Task to carry out> Filter the data for lines with the word "obtain" and copy those lines.
------------
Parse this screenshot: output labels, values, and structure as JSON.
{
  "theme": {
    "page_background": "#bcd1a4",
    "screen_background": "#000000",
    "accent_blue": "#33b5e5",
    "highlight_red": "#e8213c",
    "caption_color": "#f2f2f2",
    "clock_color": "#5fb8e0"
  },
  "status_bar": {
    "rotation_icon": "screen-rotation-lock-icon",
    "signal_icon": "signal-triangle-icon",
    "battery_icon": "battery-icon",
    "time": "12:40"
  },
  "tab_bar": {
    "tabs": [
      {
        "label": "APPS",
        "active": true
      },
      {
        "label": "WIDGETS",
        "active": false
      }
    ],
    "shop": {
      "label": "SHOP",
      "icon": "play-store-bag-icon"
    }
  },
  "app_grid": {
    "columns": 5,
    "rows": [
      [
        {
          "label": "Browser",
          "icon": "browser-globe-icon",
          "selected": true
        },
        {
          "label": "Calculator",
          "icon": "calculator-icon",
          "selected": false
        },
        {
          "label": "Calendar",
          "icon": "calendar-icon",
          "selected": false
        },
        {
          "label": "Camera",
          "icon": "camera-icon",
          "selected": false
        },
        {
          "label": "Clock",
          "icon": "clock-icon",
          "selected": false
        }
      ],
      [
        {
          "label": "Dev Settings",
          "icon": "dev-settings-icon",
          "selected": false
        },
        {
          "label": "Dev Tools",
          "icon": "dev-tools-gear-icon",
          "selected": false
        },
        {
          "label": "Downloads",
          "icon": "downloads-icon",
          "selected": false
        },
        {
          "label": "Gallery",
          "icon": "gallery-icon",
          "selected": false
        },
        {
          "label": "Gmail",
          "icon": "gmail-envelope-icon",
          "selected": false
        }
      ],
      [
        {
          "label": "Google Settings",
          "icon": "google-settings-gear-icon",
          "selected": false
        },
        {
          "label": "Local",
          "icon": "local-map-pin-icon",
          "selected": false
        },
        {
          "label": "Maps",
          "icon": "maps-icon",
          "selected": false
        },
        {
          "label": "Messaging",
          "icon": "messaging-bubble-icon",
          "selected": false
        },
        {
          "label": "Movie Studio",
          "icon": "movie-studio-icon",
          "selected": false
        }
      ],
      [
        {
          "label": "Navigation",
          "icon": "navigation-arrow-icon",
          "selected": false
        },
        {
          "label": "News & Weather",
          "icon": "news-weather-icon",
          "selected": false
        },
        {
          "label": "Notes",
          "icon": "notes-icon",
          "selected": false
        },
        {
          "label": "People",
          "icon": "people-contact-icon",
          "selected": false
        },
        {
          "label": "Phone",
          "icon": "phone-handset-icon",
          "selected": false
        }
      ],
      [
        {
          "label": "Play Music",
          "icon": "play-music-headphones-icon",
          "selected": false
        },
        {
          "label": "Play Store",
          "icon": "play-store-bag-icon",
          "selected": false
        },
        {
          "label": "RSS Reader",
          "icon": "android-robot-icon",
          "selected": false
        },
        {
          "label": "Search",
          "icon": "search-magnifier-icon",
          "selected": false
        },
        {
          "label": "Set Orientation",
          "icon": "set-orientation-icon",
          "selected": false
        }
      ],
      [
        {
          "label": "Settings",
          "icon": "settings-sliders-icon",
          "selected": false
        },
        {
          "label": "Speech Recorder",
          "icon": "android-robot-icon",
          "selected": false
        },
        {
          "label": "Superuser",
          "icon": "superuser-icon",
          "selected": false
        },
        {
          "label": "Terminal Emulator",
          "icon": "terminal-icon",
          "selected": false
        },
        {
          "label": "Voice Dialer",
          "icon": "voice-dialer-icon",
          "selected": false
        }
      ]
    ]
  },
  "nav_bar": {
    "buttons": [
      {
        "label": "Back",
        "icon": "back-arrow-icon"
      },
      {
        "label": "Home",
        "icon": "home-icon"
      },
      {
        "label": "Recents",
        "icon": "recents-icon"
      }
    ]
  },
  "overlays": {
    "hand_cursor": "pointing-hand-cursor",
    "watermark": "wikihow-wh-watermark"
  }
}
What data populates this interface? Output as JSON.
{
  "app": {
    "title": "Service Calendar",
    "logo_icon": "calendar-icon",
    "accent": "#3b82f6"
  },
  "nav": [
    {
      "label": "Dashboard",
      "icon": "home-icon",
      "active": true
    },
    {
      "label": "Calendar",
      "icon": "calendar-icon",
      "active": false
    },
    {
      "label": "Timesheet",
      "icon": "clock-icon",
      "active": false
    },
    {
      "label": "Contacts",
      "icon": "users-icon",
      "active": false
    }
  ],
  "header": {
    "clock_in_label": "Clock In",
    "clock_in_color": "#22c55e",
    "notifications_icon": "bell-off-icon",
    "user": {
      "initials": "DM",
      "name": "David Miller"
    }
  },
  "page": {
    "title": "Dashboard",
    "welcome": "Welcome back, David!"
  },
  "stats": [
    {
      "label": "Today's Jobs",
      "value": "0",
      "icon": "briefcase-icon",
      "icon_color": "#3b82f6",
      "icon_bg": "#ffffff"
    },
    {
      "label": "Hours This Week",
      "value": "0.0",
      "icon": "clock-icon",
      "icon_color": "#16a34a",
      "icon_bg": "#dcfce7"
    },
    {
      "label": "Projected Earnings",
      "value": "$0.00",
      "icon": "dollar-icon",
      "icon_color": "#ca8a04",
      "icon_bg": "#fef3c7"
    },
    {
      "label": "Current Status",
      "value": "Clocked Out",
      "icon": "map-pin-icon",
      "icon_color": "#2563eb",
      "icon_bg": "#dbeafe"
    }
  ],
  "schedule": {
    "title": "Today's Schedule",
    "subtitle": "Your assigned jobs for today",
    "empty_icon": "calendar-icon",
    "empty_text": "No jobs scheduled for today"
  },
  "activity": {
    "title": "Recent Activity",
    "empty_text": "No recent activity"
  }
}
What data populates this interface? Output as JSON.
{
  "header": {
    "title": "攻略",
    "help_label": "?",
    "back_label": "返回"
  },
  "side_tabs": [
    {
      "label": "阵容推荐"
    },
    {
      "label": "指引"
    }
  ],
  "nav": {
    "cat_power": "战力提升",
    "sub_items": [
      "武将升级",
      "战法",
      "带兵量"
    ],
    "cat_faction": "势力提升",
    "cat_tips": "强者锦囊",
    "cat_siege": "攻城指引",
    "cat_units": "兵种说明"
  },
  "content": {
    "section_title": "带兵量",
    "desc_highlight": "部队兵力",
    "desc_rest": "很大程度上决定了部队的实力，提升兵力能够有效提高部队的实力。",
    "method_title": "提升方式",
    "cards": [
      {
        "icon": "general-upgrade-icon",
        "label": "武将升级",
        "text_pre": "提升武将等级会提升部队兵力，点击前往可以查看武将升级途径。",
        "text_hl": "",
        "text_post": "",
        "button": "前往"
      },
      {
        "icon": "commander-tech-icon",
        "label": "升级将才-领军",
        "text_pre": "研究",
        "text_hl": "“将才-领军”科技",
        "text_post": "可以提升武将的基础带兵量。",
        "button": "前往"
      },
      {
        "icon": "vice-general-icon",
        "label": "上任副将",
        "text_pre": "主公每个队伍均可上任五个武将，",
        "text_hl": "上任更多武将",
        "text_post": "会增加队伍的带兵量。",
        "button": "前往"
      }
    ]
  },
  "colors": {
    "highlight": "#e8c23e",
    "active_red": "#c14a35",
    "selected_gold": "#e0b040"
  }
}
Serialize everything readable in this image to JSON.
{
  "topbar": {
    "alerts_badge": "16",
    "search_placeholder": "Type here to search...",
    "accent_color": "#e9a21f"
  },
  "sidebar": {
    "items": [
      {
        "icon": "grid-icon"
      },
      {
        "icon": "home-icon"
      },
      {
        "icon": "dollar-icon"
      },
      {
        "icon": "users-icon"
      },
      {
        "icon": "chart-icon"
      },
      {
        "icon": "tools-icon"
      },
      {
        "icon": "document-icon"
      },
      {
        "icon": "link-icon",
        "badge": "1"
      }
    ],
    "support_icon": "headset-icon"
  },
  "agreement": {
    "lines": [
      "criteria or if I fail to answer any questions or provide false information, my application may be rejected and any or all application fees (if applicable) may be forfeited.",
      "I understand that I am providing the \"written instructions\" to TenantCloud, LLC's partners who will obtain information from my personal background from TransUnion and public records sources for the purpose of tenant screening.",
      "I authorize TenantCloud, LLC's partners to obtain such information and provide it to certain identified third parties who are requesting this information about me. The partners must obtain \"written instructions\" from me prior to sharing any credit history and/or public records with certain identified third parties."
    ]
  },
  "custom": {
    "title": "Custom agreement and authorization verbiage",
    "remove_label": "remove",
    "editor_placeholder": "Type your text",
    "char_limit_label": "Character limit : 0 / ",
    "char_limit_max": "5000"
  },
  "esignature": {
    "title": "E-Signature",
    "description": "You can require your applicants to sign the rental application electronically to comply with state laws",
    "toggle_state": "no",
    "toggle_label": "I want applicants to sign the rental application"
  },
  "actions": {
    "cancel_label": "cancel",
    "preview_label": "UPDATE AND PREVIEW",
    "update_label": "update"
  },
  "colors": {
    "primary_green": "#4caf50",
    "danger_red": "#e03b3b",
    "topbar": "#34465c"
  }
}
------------
Response for this exercise>
      "I understand that I am providing the \"written instructions\" to TenantCloud, LLC's partners who will obtain information from my personal background from TransUnion and public records sources for the purpose of tenant screening.",
      "I authorize TenantCloud, LLC's partners to obtain such information and provide it to certain identified third parties who are requesting this information about me. The partners must obtain \"written instructions\" from me prior to sharing any credit history and/or public records with certain identified third parties."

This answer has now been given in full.